REQUIRED ACTION | The required output is the complete listing, copied word for word.

RECORDS PROVIDED |
################

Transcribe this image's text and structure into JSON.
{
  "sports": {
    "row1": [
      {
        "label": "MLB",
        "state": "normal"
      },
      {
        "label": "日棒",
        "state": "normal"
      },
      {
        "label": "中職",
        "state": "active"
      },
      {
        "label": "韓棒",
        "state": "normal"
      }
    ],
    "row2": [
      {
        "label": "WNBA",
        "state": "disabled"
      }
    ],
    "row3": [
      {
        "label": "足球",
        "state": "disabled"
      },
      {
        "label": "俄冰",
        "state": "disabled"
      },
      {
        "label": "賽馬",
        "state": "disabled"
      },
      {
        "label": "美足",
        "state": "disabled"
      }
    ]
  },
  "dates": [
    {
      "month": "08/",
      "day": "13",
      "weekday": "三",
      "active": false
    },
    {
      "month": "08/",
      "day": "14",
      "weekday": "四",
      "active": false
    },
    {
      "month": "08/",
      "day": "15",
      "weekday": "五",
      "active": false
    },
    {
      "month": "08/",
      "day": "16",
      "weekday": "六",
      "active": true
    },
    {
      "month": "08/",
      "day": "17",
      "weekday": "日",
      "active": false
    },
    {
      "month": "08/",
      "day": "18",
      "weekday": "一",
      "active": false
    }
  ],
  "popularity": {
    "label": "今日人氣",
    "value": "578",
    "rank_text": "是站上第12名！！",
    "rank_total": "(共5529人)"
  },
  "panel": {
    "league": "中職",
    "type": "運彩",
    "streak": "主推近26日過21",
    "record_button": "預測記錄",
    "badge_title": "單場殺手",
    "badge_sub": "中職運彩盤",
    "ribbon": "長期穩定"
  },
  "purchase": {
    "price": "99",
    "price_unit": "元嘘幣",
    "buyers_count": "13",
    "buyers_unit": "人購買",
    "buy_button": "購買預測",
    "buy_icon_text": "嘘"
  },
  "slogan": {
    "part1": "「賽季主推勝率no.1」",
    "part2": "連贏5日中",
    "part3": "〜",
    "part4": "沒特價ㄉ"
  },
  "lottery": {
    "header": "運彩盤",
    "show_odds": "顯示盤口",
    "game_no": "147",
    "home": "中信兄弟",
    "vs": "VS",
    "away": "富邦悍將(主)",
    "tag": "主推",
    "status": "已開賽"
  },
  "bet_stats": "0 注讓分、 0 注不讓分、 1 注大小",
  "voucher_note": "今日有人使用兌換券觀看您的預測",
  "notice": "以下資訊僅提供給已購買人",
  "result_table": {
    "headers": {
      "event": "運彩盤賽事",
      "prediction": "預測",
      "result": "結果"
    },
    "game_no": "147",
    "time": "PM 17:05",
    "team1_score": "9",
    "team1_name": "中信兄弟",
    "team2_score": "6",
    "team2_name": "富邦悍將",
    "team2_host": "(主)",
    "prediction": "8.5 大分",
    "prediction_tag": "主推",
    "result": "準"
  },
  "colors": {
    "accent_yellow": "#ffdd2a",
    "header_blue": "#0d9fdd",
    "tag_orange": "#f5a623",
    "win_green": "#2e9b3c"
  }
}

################

WORKED SOLUTION |
Transcribe this image's text and structure into JSON.
{
  "sports": {
    "row1": [
      {
        "label": "MLB",
        "state": "normal"
      },
      {
        "label": "日棒",
        "state": "normal"
      },
      {
        "label": "中職",
        "state": "active"
      },
      {
        "label": "韓棒",
        "state": "normal"
      }
    ],
    "row2": [
      {
        "label": "WNBA",
        "state": "disabled"
      }
    ],
    "row3": [
      {
        "label": "足球",
        "state": "disabled"
      },
      {
        "label": "俄冰",
        "state": "disabled"
      },
      {
        "label": "賽馬",
        "state": "disabled"
      },
      {
        "label": "美足",
        "state": "disabled"
      }
    ]
  },
  "dates": [
    {
      "month": "08/",
      "day": "13",
      "weekday": "三",
      "active": false
    },
    {
      "month": "08/",
      "day": "14",
      "weekday": "四",
      "active": false
    },
    {
      "month": "08/",
      "day": "15",
      "weekday": "五",
      "active": false
    },
    {
      "month": "08/",
      "day": "16",
      "weekday": "六",
      "active": true
    },
    {
      "month": "08/",
      "day": "17",
      "weekday": "日",
      "active": false
    },
    {
      "month": "08/",
      "day": "18",
      "weekday": "一",
      "active": false
    }
  ],
  "popularity": {
    "label": "今日人氣",
    "value": "578",
    "rank_text": "是站上第12名！！",
    "rank_total": "(共5529人)"
  },
  "panel": {
    "league": "中職",
    "type": "運彩",
    "streak": "主推近26日過21",
    "record_button": "預測記錄",
    "badge_title": "單場殺手",
    "badge_sub": "中職運彩盤",
    "ribbon": "長期穩定"
  },
  "purchase": {
    "price": "99",
    "price_unit": "元嘘幣",
    "buyers_count": "13",
    "buyers_unit": "人購買",
    "buy_button": "購買預測",
    "buy_icon_text": "嘘"
  },
  "slogan": {
    "part1": "「賽季主推勝率no.1」",
    "part2": "連贏5日中",
    "part3": "〜",
    "part4": "沒特價ㄉ"
  },
  "lottery": {
    "header": "運彩盤",
    "show_odds": "顯示盤口",
    "game_no": "147",
    "home": "中信兄弟",
    "vs": "VS",
    "away": "富邦悍將(主)",
    "tag": "主推",
    "status": "已開賽"
  },
  "bet_stats": "0 注讓分、 0 注不讓分、 1 注大小",
  "voucher_note": "今日有人使用兌換券觀看您的預測",
  "notice": "以下資訊僅提供給已購買人",
  "result_table": {
    "headers": {
      "event": "運彩盤賽事",
      "prediction": "預測",
      "result": "結果"
    },
    "game_no": "147",
    "time": "PM 17:05",
    "team1_score": "9",
    "team1_name": "中信兄弟",
    "team2_score": "6",
    "team2_name": "富邦悍將",
    "team2_host": "(主)",
    "prediction": "8.5 大分",
    "prediction_tag": "主推",
    "result": "準"
  },
  "colors": {
    "accent_yellow": "#ffdd2a",
    "header_blue": "#0d9fdd",
    "tag_orange": "#f5a623",
    "win_green": "#2e9b3c"
  }
}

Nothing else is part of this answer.